[[ Available data, beginning ]]
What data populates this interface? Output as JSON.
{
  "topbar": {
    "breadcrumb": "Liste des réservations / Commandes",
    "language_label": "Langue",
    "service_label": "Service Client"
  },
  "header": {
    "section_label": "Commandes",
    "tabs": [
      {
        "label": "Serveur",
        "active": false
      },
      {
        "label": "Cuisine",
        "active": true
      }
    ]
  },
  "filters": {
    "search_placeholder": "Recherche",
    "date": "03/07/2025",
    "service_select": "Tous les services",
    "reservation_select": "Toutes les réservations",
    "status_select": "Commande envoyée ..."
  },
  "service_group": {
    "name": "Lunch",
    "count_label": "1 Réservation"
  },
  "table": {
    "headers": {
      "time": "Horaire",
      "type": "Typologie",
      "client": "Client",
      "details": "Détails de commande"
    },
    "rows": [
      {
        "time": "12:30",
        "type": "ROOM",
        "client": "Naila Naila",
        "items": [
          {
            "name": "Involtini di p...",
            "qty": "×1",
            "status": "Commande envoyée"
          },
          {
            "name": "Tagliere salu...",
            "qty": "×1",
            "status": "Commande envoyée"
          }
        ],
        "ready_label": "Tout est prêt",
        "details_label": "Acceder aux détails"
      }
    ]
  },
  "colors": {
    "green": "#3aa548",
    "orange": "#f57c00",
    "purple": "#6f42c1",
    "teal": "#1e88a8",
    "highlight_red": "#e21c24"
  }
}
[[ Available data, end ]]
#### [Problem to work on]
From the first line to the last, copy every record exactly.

#### [Solution]
What data populates this interface? Output as JSON.
{
  "topbar": {
    "breadcrumb": "Liste des réservations / Commandes",
    "language_label": "Langue",
    "service_label": "Service Client"
  },
  "header": {
    "section_label": "Commandes",
    "tabs": [
      {
        "label": "Serveur",
        "active": false
      },
      {
        "label": "Cuisine",
        "active": true
      }
    ]
  },
  "filters": {
    "search_placeholder": "Recherche",
    "date": "03/07/2025",
    "service_select": "Tous les services",
    "reservation_select": "Toutes les réservations",
    "status_select": "Commande envoyée ..."
  },
  "service_group": {
    "name": "Lunch",
    "count_label": "1 Réservation"
  },
  "table": {
    "headers": {
      "time": "Horaire",
      "type": "Typologie",
      "client": "Client",
      "details": "Détails de commande"
    },
    "rows": [
      {
        "time": "12:30",
        "type": "ROOM",
        "client": "Naila Naila",
        "items": [
          {
            "name": "Involtini di p...",
            "qty": "×1",
            "status": "Commande envoyée"
          },
          {
            "name": "Tagliere salu...",
            "qty": "×1",
            "status": "Commande envoyée"
          }
        ],
        "ready_label": "Tout est prêt",
        "details_label": "Acceder aux détails"
      }
    ]
  },
  "colors": {
    "green": "#3aa548",
    "orange": "#f57c00",
    "purple": "#6f42c1",
    "teal": "#1e88a8",
    "highlight_red": "#e21c24"
  }
}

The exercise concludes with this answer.